=== SUPPLIED RECORDS ===
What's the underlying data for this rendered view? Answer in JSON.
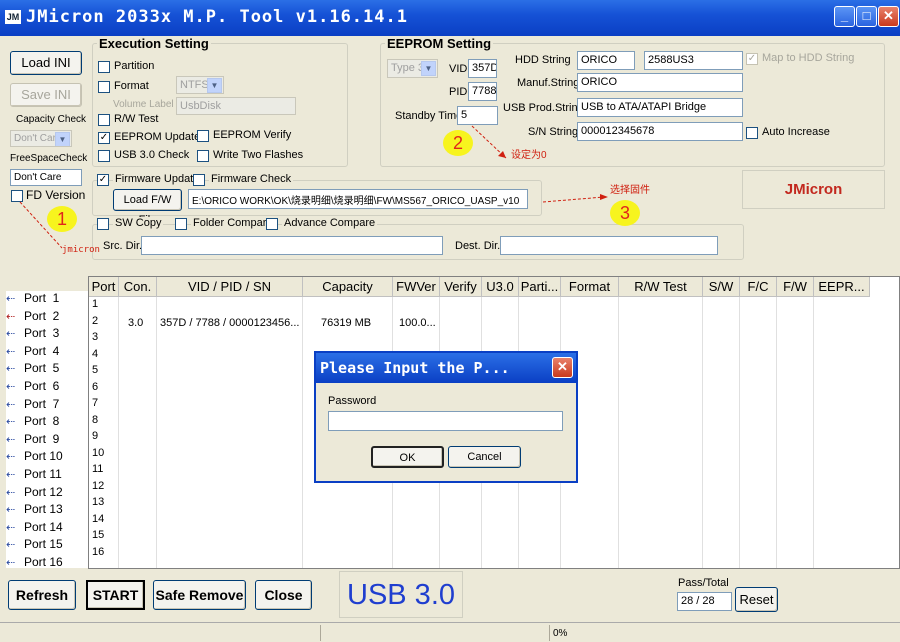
{
  "window": {
    "title": "JMicron 2033x M.P. Tool v1.16.14.1",
    "icon_label": "JM"
  },
  "left": {
    "load_ini": "Load INI",
    "save_ini": "Save INI",
    "capacity_check_label": "Capacity Check",
    "capacity_check_value": "Don't Care",
    "freespace_check_label": "FreeSpaceCheck",
    "freespace_check_value": "Don't Care",
    "fd_version": "FD Version"
  },
  "execution": {
    "title": "Execution Setting",
    "partition": "Partition",
    "format": "Format",
    "format_value": "NTFS",
    "volume_label": "Volume Label",
    "volume_value": "UsbDisk",
    "rw_test": "R/W Test",
    "eeprom_update": "EEPROM Update",
    "eeprom_verify": "EEPROM Verify",
    "usb30_check": "USB 3.0 Check",
    "write_two_flashes": "Write Two Flashes"
  },
  "eeprom": {
    "title": "EEPROM Setting",
    "type_value": "Type 3",
    "vid_label": "VID",
    "vid": "357D",
    "pid_label": "PID",
    "pid": "7788",
    "standby_label": "Standby Timer",
    "standby": "5",
    "hdd_string_label": "HDD String",
    "hdd_string_1": "ORICO",
    "hdd_string_2": "2588US3",
    "map_hdd": "Map to HDD String",
    "manuf_label": "Manuf.String",
    "manuf": "ORICO",
    "usbprod_label": "USB Prod.String",
    "usbprod": "USB to ATA/ATAPI Bridge",
    "sn_label": "S/N String",
    "sn": "000012345678",
    "auto_increase": "Auto Increase"
  },
  "brand": "JMicron",
  "firmware": {
    "update": "Firmware Update",
    "check": "Firmware Check",
    "load_btn": "Load F/W File",
    "path": "E:\\ORICO WORK\\OK\\烧录明细\\烧录明细\\FW\\MS567_ORICO_UASP_v10"
  },
  "compare": {
    "sw_copy": "SW Copy",
    "folder_compare": "Folder Compare",
    "advance_compare": "Advance Compare",
    "src_dir": "Src. Dir.",
    "dest_dir": "Dest. Dir."
  },
  "grid": {
    "columns": [
      "Port",
      "Con.",
      "VID / PID / SN",
      "Capacity",
      "FWVer",
      "Verify",
      "U3.0",
      "Parti...",
      "Format",
      "R/W Test",
      "S/W",
      "F/C",
      "F/W",
      "EEPR..."
    ],
    "rows": [
      "1",
      "2",
      "3",
      "4",
      "5",
      "6",
      "7",
      "8",
      "9",
      "10",
      "11",
      "12",
      "13",
      "14",
      "15",
      "16"
    ],
    "row2": {
      "con": "3.0",
      "vidpid": "357D / 7788 / 0000123456...",
      "capacity": "76319 MB",
      "fw": "100.0..."
    }
  },
  "ports": [
    "Port  1",
    "Port  2",
    "Port  3",
    "Port  4",
    "Port  5",
    "Port  6",
    "Port  7",
    "Port  8",
    "Port  9",
    "Port 10",
    "Port 11",
    "Port 12",
    "Port 13",
    "Port 14",
    "Port 15",
    "Port 16"
  ],
  "annotations": {
    "n1": "1",
    "n2": "2",
    "n3": "3",
    "t1": "jmicron",
    "t2": "设定为0",
    "t3": "选择固件"
  },
  "dialog": {
    "title": "Please Input the P...",
    "password_label": "Password",
    "ok": "OK",
    "cancel": "Cancel"
  },
  "bottom": {
    "refresh": "Refresh",
    "start": "START",
    "safe_remove": "Safe Remove",
    "close": "Close",
    "usb_label": "USB 3.0",
    "pass_total_label": "Pass/Total",
    "pass_total": "28 / 28",
    "reset": "Reset"
  },
  "status": {
    "progress": "0%"
  },
  "colors": {
    "title_blue": "#0a3fc4",
    "usb_blue": "#1f3ecf",
    "brand_red": "#c2281e",
    "annotation_yellow": "#f7f41e"
  }
}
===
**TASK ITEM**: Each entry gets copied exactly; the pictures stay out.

**TASK SOLUTION**:
What's the underlying data for this rendered view? Answer in JSON.
{
  "window": {
    "title": "JMicron 2033x M.P. Tool v1.16.14.1",
    "icon_label": "JM"
  },
  "left": {
    "load_ini": "Load INI",
    "save_ini": "Save INI",
    "capacity_check_label": "Capacity Check",
    "capacity_check_value": "Don't Care",
    "freespace_check_label": "FreeSpaceCheck",
    "freespace_check_value": "Don't Care",
    "fd_version": "FD Version"
  },
  "execution": {
    "title": "Execution Setting",
    "partition": "Partition",
    "format": "Format",
    "format_value": "NTFS",
    "volume_label": "Volume Label",
    "volume_value": "UsbDisk",
    "rw_test": "R/W Test",
    "eeprom_update": "EEPROM Update",
    "eeprom_verify": "EEPROM Verify",
    "usb30_check": "USB 3.0 Check",
    "write_two_flashes": "Write Two Flashes"
  },
  "eeprom": {
    "title": "EEPROM Setting",
    "type_value": "Type 3",
    "vid_label": "VID",
    "vid": "357D",
    "pid_label": "PID",
    "pid": "7788",
    "standby_label": "Standby Timer",
    "standby": "5",
    "hdd_string_label": "HDD String",
    "hdd_string_1": "ORICO",
    "hdd_string_2": "2588US3",
    "map_hdd": "Map to HDD String",
    "manuf_label": "Manuf.String",
    "manuf": "ORICO",
    "usbprod_label": "USB Prod.String",
    "usbprod": "USB to ATA/ATAPI Bridge",
    "sn_label": "S/N String",
    "sn": "000012345678",
    "auto_increase": "Auto Increase"
  },
  "brand": "JMicron",
  "firmware": {
    "update": "Firmware Update",
    "check": "Firmware Check",
    "load_btn": "Load F/W File",
    "path": "E:\\ORICO WORK\\OK\\烧录明细\\烧录明细\\FW\\MS567_ORICO_UASP_v10"
  },
  "compare": {
    "sw_copy": "SW Copy",
    "folder_compare": "Folder Compare",
    "advance_compare": "Advance Compare",
    "src_dir": "Src. Dir.",
    "dest_dir": "Dest. Dir."
  },
  "grid": {
    "columns": [
      "Port",
      "Con.",
      "VID / PID / SN",
      "Capacity",
      "FWVer",
      "Verify",
      "U3.0",
      "Parti...",
      "Format",
      "R/W Test",
      "S/W",
      "F/C",
      "F/W",
      "EEPR..."
    ],
    "rows": [
      "1",
      "2",
      "3",
      "4",
      "5",
      "6",
      "7",
      "8",
      "9",
      "10",
      "11",
      "12",
      "13",
      "14",
      "15",
      "16"
    ],
    "row2": {
      "con": "3.0",
      "vidpid": "357D / 7788 / 0000123456...",
      "capacity": "76319 MB",
      "fw": "100.0..."
    }
  },
  "ports": [
    "Port  1",
    "Port  2",
    "Port  3",
    "Port  4",
    "Port  5",
    "Port  6",
    "Port  7",
    "Port  8",
    "Port  9",
    "Port 10",
    "Port 11",
    "Port 12",
    "Port 13",
    "Port 14",
    "Port 15",
    "Port 16"
  ],
  "annotations": {
    "n1": "1",
    "n2": "2",
    "n3": "3",
    "t1": "jmicron",
    "t2": "设定为0",
    "t3": "选择固件"
  },
  "dialog": {
    "title": "Please Input the P...",
    "password_label": "Password",
    "ok": "OK",
    "cancel": "Cancel"
  },
  "bottom": {
    "refresh": "Refresh",
    "start": "START",
    "safe_remove": "Safe Remove",
    "close": "Close",
    "usb_label": "USB 3.0",
    "pass_total_label": "Pass/Total",
    "pass_total": "28 / 28",
    "reset": "Reset"
  },
  "status": {
    "progress": "0%"
  },
  "colors": {
    "title_blue": "#0a3fc4",
    "usb_blue": "#1f3ecf",
    "brand_red": "#c2281e",
    "annotation_yellow": "#f7f41e"
  }
}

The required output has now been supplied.